When you click on an ad, it’s not just the advertiser and the website hosting the ad who find out about it. To help them improve the performance of ads in general, there are at least seven different types of companies potentially monitoring every ad click on the internet.
Here are the stages of tracking that you can expect almost any time you click on an ad on the internet.
Stage 1: Website Tracking
Unless the website you click the ad on has a direct relationship with its advertisers, they will likely only be told about clicks via the ad network they contract with (more on that in a moment). They may also occasionally have extra tracking technology in place that verifies clicks (but this is rare).
However, more and more websites are opting to have external link clicks tracked via their analytics, and this could potentially include any ads running on their site. This is generally done via something like Google Tag Manager, as it’s easy to set up, and then the stats are collected in Google Analytics.
For most websites, their Google Analytics data is held on Google’s servers, however, as this is a “custom event” that individual websites need to set up (and name) themselves, it is unlikely that Google is looking at this data. Google Analytics data is not generally shared with Google anyway unless specific options are ticked within it’s set up.
Stage 2: Ad Networks & Ad Servers
Advertisers almost always have a whole array of tracking that fires when an ad is clicked on. This is because websites generally don’t have direct relationships with the advertisers who place ads on their site. Selling ad space is a difficult and somewhat tedious job, so most websites outsource it to an ad network (such as Google AdSense, Media.net, or Monumetric).
Ad Networks run thousands of ads across thousands of websites, and to make sure that everyone (including them) make as much money as possible, they run ads where they are most likely to get clicked on. To do this, they need to be able to find out when ads get clicked on, so they will have click tracking built into their ad code (which will be run via an ad server – something like Google Ad Manager).
The Ad Server will also get access to this click data. As well as aggregating this data for their own ends (such as marketing their services), making sure click tracking is working is a large part of what they are being paid for, so they do actually need to be able to see click data.
Stage 3: Ad Agencies & 3rd Party Ad Servers
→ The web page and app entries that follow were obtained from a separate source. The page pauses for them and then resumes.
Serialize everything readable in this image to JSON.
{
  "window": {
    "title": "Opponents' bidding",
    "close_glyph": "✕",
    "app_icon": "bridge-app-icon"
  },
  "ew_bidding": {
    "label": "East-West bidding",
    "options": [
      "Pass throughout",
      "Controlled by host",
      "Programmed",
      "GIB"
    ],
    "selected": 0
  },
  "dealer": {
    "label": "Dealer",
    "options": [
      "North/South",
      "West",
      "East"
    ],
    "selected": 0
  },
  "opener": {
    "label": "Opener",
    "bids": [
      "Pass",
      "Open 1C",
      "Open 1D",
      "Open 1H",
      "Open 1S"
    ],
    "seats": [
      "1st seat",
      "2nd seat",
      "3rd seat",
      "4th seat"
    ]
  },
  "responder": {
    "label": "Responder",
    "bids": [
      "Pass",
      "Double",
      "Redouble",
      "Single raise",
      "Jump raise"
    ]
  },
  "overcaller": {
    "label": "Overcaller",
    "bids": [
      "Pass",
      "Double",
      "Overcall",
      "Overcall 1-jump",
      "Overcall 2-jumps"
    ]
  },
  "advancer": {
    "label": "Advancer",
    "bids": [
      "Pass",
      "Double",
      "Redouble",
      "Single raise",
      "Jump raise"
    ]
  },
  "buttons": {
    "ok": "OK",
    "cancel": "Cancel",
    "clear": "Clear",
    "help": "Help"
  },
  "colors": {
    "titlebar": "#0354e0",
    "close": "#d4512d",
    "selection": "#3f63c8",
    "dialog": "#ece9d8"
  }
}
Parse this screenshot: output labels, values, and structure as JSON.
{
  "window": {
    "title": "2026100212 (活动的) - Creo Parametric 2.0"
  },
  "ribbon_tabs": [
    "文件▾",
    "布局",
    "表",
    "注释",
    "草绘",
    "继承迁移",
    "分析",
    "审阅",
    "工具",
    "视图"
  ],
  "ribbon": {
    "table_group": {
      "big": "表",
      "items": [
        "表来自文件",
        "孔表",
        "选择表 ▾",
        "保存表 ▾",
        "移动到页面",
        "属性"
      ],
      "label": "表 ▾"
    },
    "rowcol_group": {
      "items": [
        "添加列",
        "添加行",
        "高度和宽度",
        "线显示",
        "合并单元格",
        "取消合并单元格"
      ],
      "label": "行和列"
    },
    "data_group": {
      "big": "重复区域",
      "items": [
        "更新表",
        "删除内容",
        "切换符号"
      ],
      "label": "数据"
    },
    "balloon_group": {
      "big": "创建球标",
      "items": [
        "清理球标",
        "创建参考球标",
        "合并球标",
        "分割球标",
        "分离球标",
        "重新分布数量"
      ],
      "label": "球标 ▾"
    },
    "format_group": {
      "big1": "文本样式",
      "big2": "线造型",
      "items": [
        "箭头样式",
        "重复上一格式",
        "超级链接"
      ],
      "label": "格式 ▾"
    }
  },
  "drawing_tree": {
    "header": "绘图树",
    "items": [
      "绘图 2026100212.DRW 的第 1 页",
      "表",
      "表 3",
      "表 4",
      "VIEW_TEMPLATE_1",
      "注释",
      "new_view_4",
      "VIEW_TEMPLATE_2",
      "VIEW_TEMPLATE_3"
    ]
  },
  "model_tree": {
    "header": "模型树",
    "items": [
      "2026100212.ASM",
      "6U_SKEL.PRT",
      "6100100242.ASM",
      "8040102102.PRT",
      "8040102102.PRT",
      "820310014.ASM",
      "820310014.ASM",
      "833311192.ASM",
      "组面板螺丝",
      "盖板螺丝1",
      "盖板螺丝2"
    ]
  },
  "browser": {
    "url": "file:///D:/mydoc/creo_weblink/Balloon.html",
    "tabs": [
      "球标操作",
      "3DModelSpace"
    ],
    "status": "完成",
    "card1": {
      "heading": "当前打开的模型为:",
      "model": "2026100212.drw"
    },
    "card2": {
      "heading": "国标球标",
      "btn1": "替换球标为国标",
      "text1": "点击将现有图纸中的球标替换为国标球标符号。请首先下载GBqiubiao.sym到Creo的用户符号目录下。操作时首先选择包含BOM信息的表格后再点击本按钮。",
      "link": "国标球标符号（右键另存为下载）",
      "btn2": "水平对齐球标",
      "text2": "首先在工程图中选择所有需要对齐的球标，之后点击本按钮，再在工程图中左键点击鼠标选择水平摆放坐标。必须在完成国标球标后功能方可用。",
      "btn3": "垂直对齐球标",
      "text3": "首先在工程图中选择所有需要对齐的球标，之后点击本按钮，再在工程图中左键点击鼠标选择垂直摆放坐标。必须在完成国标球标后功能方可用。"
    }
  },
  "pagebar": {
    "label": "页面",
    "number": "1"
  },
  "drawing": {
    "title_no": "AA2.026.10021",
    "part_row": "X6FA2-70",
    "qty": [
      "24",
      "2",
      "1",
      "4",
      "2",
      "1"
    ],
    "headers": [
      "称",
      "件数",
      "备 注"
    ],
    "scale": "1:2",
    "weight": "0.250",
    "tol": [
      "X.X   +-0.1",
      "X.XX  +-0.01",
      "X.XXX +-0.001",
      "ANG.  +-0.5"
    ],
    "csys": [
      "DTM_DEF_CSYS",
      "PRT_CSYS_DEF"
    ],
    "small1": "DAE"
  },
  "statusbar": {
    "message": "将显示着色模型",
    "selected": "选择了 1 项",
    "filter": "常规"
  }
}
Just like websites, however, Ad Networks generally do not have (many) direct relationships to advertisers but instead, go through ad agencies. Ad Agencies work on behalf of advertisers to place ads in the right places, and will generally work with multiple ad networks to achieve this. They are also responsible to the advertisers for performance, so will generally track clicks themselves to ensure they can move budget between ad networks to get the best performance. Their ad code will be run through something like Google Campaign Manager.
Then there is the ad itself. While some ads are just gifs or videos, some are much more complicated. To get these to run across the different technical needs of millions of combinations of websites, browsers, computers etc requires a special sort of company – which are called Third Party Ad Servers. These companies solely work on delivering ads across any set of millions of users with as few problems occurring as possible. To make sure they are doing this, they will also likely track clicks, as if an ad has a low CTR on a certain site or browser etc, then that is an early indication of a problem.
Stage 4: The Advertiser
So from here, we finally get to the advertiser. While some advertisers may be happy to accept the reporting from any of the previous steps, they often also want some tracking of their own. This is often the simplest type of tracking of the lot – usually just a specific URL or a UTM tag. Whatever it is will still help the advertiser to work out which specific ad was clicked on.
So there you have it. When you click on an ad there are seven interested parties who might be tracking that click:
- Ad Network
- Ad Server
- Ad Agency
- Third-Party Ad Server
Note: While the amount of tracking is often less than this, it can also be more. For example, any of the above might have multiple things tracking the same activity for some reason (it’s pretty common), or have another company auditing their clicks.
[If you know of any other tracking that takes place as standard, drop me a line at firstname.lastname@example.org and I’ll update this article]
The above explains all the types of companies involved in tracking clicks, while the below is from the point of view of the user. It is intended to help explain all the things that happen on an individuals computer when you click an ad. Feel free to share it.